Climate blog


Published by Sam Page on 08 September 2015

Image 1. Why is the 2015 Paris Climate Conference called COP21?

It is the 21st Conference of the Parties (or “COP”) to the United Nations Framework Convention on Climate Change (UNFCCC), the United Nations body which is responsible for climate and based in Bonn, Germany. The COP is the UNFCCC “parliament”, which meets each year at global conferences where unanimous decisions are made to combat climate change. COP21 will take place at the same time as CMP11, the 11th meeting of the Parties to the Kyoto Protocol, which oversees the implementation of the Kyoto Protocol and the decisions made to increase its effectiveness. COP21 will be held from 30 November to 11 December 2015 at a site in Paris-Le Bourget.

2. How many people are expected to attend the 2015 Paris Climate Conference?

In total, 40,000 participants are expected at the Paris-Le Bourget site (delegates representing countries, observers, civil society and journalists): 20,000 people will be officially accredited and will have access to the Conference itself, while the others will be able to take part in debates, see exhibitions and attend talks or screenings in the civil society area which will be built very close to the conference centre.

3. How much time is needed to observe climate trends?

A period of 30 years is needed to observe climate trends and characterize a climate (source: IPCC Fifth Assessment Report).

4. Which Greenhouse Gas causes the most damage to our atmosphere?

Nitrous Oxide: This Greenhouse Gas is 310 times as damaging as carbon dioxide, while methane is 21 times as potent. Natural Greenhouse gases absorb and distribute solar radiation within the earth’s atmosphere. Due to this natural greenhouse effect, the average temperature on earth is around 15°C. Without it, the temperature would be -18°C. However, human activities have caused a dangerous increase in all types of GHGs and this is responsible for climate change, other GHGs include nitrogen trifluoride (NF3), perfluorocarbons (PFCs) and sulphur hexafluoride (SF6).

5. What are the environmental risks associated with fracking in the UK?

Fugitive Methane gas emissions that escape from random rock fractures, contamination of the ground water by toxic chemicals, seismic activity and damage to protected areas, including Sites of Special Scientific Interest, are all serious risks that come with fracking in the UK. Read more here:


6. In the UK, is it agriculture, aviation or waste that emits the most Greenhouse Gases?

Emissions from agriculture account for around 10%, while those from aviation and waste represent around 6% and 4% respectively, of all UK greenhouse gas emissions, with electricity generation causing the greatest emissions (25%), according to the Committee on Climate Change

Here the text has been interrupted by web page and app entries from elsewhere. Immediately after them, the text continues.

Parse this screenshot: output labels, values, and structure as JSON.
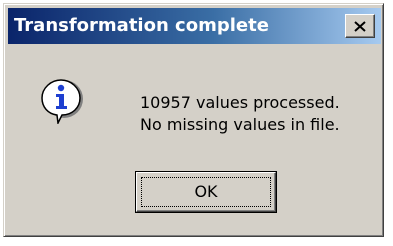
{
  "window": {
    "title": "Transformation complete",
    "close_icon": "close-icon"
  },
  "message": {
    "icon": "info-icon",
    "line1": "10957 values processed.",
    "line2": "No missing values in file."
  },
  "buttons": {
    "ok_label": "OK"
  },
  "colors": {
    "titlebar_start": "#0a246a",
    "titlebar_end": "#a6caf0",
    "dialog_face": "#d4d0c8",
    "info_blue": "#1e3fd0"
  }
}
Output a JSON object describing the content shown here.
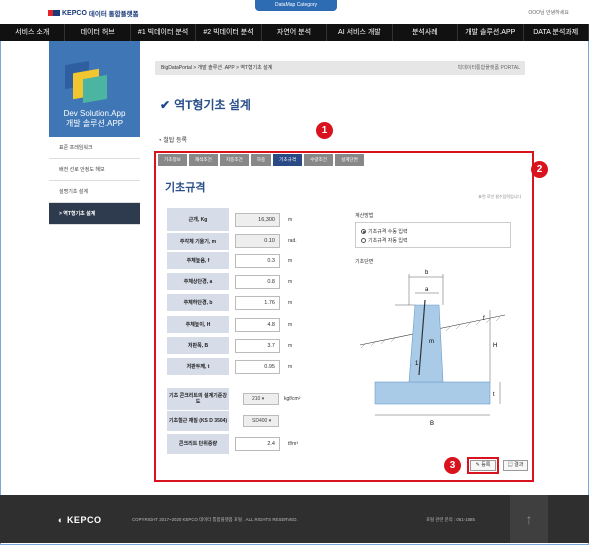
{
  "header": {
    "logo_text": "KEPCO",
    "logo_sub": "데이터 통합플랫폼",
    "datamap_tab": "DataMap Category",
    "greeting": "OOO님 안녕하세요"
  },
  "nav": [
    "서비스 소개",
    "데이터 허브",
    "#1 빅데이터 분석",
    "#2 빅데이터 분석",
    "자연어 분석",
    "AI 서비스 개발",
    "분석사례",
    "개발 솔루션.APP",
    "DATA 분석과제"
  ],
  "sidebar": {
    "title_line1": "Dev Solution.App",
    "title_line2": "개발 솔루션.APP",
    "items": [
      "표준 프레임워크",
      "배전 선로 안정도 해보",
      "설명기초 설계",
      "> 역T형기초 설계"
    ]
  },
  "breadcrumb": {
    "path": "BigDataPortal > 개발 솔루션 .APP > 역T형기초 설계",
    "right": "빅데이터통합플랫폼 PORTAL"
  },
  "page": {
    "title": "역T형기초 설계",
    "section": "철탑 등록",
    "tabs": [
      "기초정보",
      "재석조건",
      "지중조건",
      "하중",
      "기초규격",
      "수량조건",
      "설계단면"
    ],
    "form_title": "기초규격",
    "note": "표련 로안 필수입력입니다"
  },
  "fields": [
    {
      "label": "근개, Kg",
      "value": "16,300",
      "unit": "m",
      "readonly": true
    },
    {
      "label": "주각체 기울기, m",
      "value": "0.10",
      "unit": "rad.",
      "readonly": true
    },
    {
      "label": "주체높음, f",
      "value": "0.3",
      "unit": "m",
      "readonly": false
    },
    {
      "label": "주체상단경, a",
      "value": "0.8",
      "unit": "m",
      "readonly": false
    },
    {
      "label": "주체하단경, b",
      "value": "1.76",
      "unit": "m",
      "readonly": false
    },
    {
      "label": "주체높이, H",
      "value": "4.8",
      "unit": "m",
      "readonly": false
    },
    {
      "label": "저판폭, B",
      "value": "3.7",
      "unit": "m",
      "readonly": false
    },
    {
      "label": "저판두께, t",
      "value": "0.95",
      "unit": "m",
      "readonly": false
    }
  ],
  "extra_fields": {
    "concrete_label": "기초 콘크리트의 설계기준강도",
    "concrete_value": "210",
    "concrete_unit": "kgf/cm²",
    "rebar_label": "기초철근 재질 (KS D 3504)",
    "rebar_value": "SD400",
    "density_label": "콘크리트 단위중량",
    "density_value": "2.4",
    "density_unit": "tf/m³"
  },
  "calc": {
    "label": "계산방법",
    "option1": "기초규격 수동 입력",
    "option2": "기초규격 자동 입력",
    "section_label": "기초단면"
  },
  "diagram_labels": {
    "b": "b",
    "a": "a",
    "f": "f",
    "m": "m",
    "one": "1",
    "H": "H",
    "t": "t",
    "B": "B"
  },
  "buttons": {
    "save": "등록",
    "result": "결과"
  },
  "badges": {
    "one": "1",
    "two": "2",
    "three": "3"
  },
  "footer": {
    "logo": "KEPCO",
    "copyright": "COPYRIGHT 2017~2020 KEPCO 데이터 통합플랫폼 포털 . ALL RIGHTS RESERVED.",
    "contact": "포털 관련 문의 : 061-1585"
  }
}
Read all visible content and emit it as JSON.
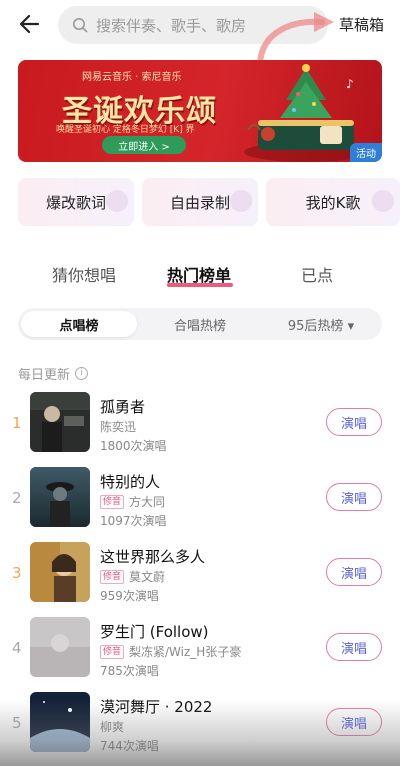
{
  "header": {
    "search_placeholder": "搜索伴奏、歌手、歌房",
    "drafts_label": "草稿箱"
  },
  "banner": {
    "brand": "网易云音乐 · 索尼音乐",
    "title": "圣诞欢乐颂",
    "subtitle": "唤醒圣诞初心  定格冬日梦幻  [K]  界",
    "button_label": "立即进入 >",
    "tag": "活动"
  },
  "quick_actions": [
    {
      "label": "爆改歌词"
    },
    {
      "label": "自由录制"
    },
    {
      "label": "我的K歌"
    }
  ],
  "tabs": [
    {
      "label": "猜你想唱"
    },
    {
      "label": "热门榜单"
    },
    {
      "label": "已点"
    }
  ],
  "segments": [
    {
      "label": "点唱榜"
    },
    {
      "label": "合唱热榜"
    },
    {
      "label": "95后热榜 ▾"
    }
  ],
  "daily_label": "每日更新",
  "songs": [
    {
      "rank": "1",
      "title": "孤勇者",
      "artist": "陈奕迅",
      "badge": "",
      "plays": "1800次演唱",
      "sing": "演唱"
    },
    {
      "rank": "2",
      "title": "特别的人",
      "artist": "方大同",
      "badge": "修音",
      "plays": "1097次演唱",
      "sing": "演唱"
    },
    {
      "rank": "3",
      "title": "这世界那么多人",
      "artist": "莫文蔚",
      "badge": "修音",
      "plays": "959次演唱",
      "sing": "演唱"
    },
    {
      "rank": "4",
      "title": "罗生门 (Follow)",
      "artist": "梨冻紧/Wiz_H张子豪",
      "badge": "修音",
      "plays": "785次演唱",
      "sing": "演唱"
    },
    {
      "rank": "5",
      "title": "漠河舞厅 · 2022",
      "artist": "柳爽",
      "badge": "",
      "plays": "744次演唱",
      "sing": "演唱"
    }
  ],
  "colors": {
    "accent": "#ef5a7a",
    "sing_text": "#5a64e0",
    "rank_top": "#f2a657",
    "banner_red": "#c81a1f"
  }
}
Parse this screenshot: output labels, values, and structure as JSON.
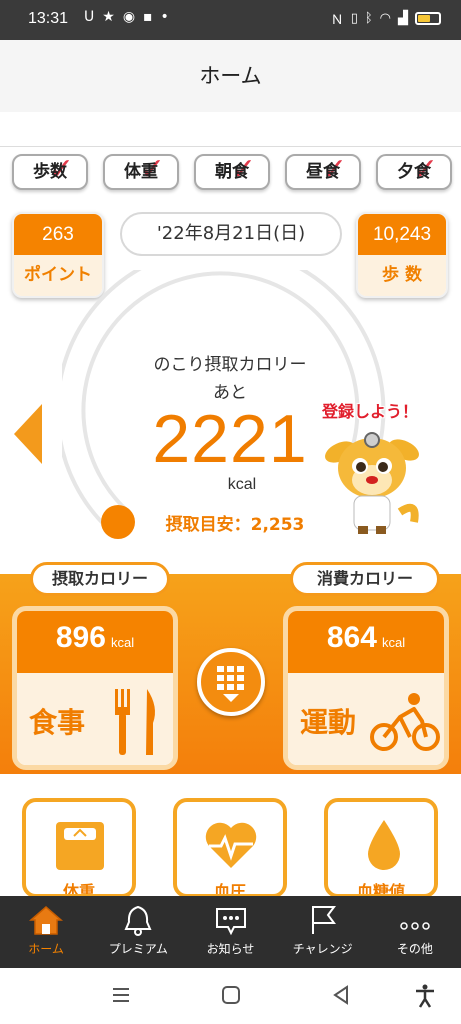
{
  "status_bar": {
    "time": "13:31",
    "left_icons": [
      "notification-u-icon",
      "star-icon",
      "sync-icon",
      "message-icon",
      "dot-icon"
    ],
    "right_icons": [
      "nfc-icon",
      "vibrate-icon",
      "bluetooth-icon",
      "wifi-icon",
      "signal-icon",
      "battery-icon"
    ],
    "battery_level": 0.5
  },
  "header": {
    "title": "ホーム"
  },
  "stamps": [
    {
      "label": "歩数",
      "checked": true
    },
    {
      "label": "体重",
      "checked": true
    },
    {
      "label": "朝食",
      "checked": true
    },
    {
      "label": "昼食",
      "checked": true
    },
    {
      "label": "夕食",
      "checked": true
    }
  ],
  "points": {
    "value": "263",
    "label": "ポイント"
  },
  "steps": {
    "value": "10,243",
    "label": "歩 数"
  },
  "date": "'22年8月21日(日)",
  "gauge": {
    "label": "のこり摂取カロリー",
    "ato": "あと",
    "value": "2221",
    "unit": "kcal",
    "target": "摂取目安：2,253",
    "fill_fraction": 0.02
  },
  "mascot": {
    "bubble": "登録しよう！"
  },
  "intake": {
    "tag": "摂取カロリー",
    "value": "896",
    "unit": "kcal",
    "label": "食事"
  },
  "burn": {
    "tag": "消費カロリー",
    "value": "864",
    "unit": "kcal",
    "label": "運動"
  },
  "metrics": [
    {
      "label": "体重",
      "icon": "scale-icon"
    },
    {
      "label": "血圧",
      "icon": "heart-pulse-icon"
    },
    {
      "label": "血糖値",
      "icon": "drop-icon"
    }
  ],
  "tabs": [
    {
      "label": "ホーム",
      "icon": "home-icon",
      "active": true
    },
    {
      "label": "プレミアム",
      "icon": "bell-icon",
      "active": false
    },
    {
      "label": "お知らせ",
      "icon": "chat-icon",
      "active": false
    },
    {
      "label": "チャレンジ",
      "icon": "flag-icon",
      "active": false
    },
    {
      "label": "その他",
      "icon": "more-icon",
      "active": false
    }
  ],
  "colors": {
    "accent": "#f58300",
    "accent_light": "#fdf1df",
    "tab_bg": "#2e2e2e",
    "check": "#e33b4c"
  }
}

7. What is the cost of damages linked to natural disasters in the past twenty years?

16 billion is the estimated cumulative cost of insured damages linked to natural disasters between 1988 and 2011 (source: French Federation of Insurance Companies – FFSA).

8. Which Protocol, signed in 1997, requires around thirty countries to reduce their greenhouse gas emissions.

Kyoto. Under the Kyoto Protocol, around thirty countries were required to reduce their greenhouse gas emissions by 19% between 1990 and the period 2008-2012.

9. How much is the UK government planning to pay in subsidies for the new Hinckley Point Nuclear Power Station?

British consumers could pay £17 billion in potentially unnecessary subsidies to fund construction of the country's first nuclear power station in a generation, the European Commission has said. Subsidies for on-shore, wind-powered, electricity generation have recently been cut.

10. What does this image symbolize?


Vulnerability. This term denotes the risk of being subject to, or negatively affected by, the harmful effects of climate change. It depends on the nature, scale and pattern of the climate change to which a system is exposed, as well as on the sensitivity and adaptation capacity of the system. The countries that are most vulnerable to the effects of climate change include small islands and certain African countries.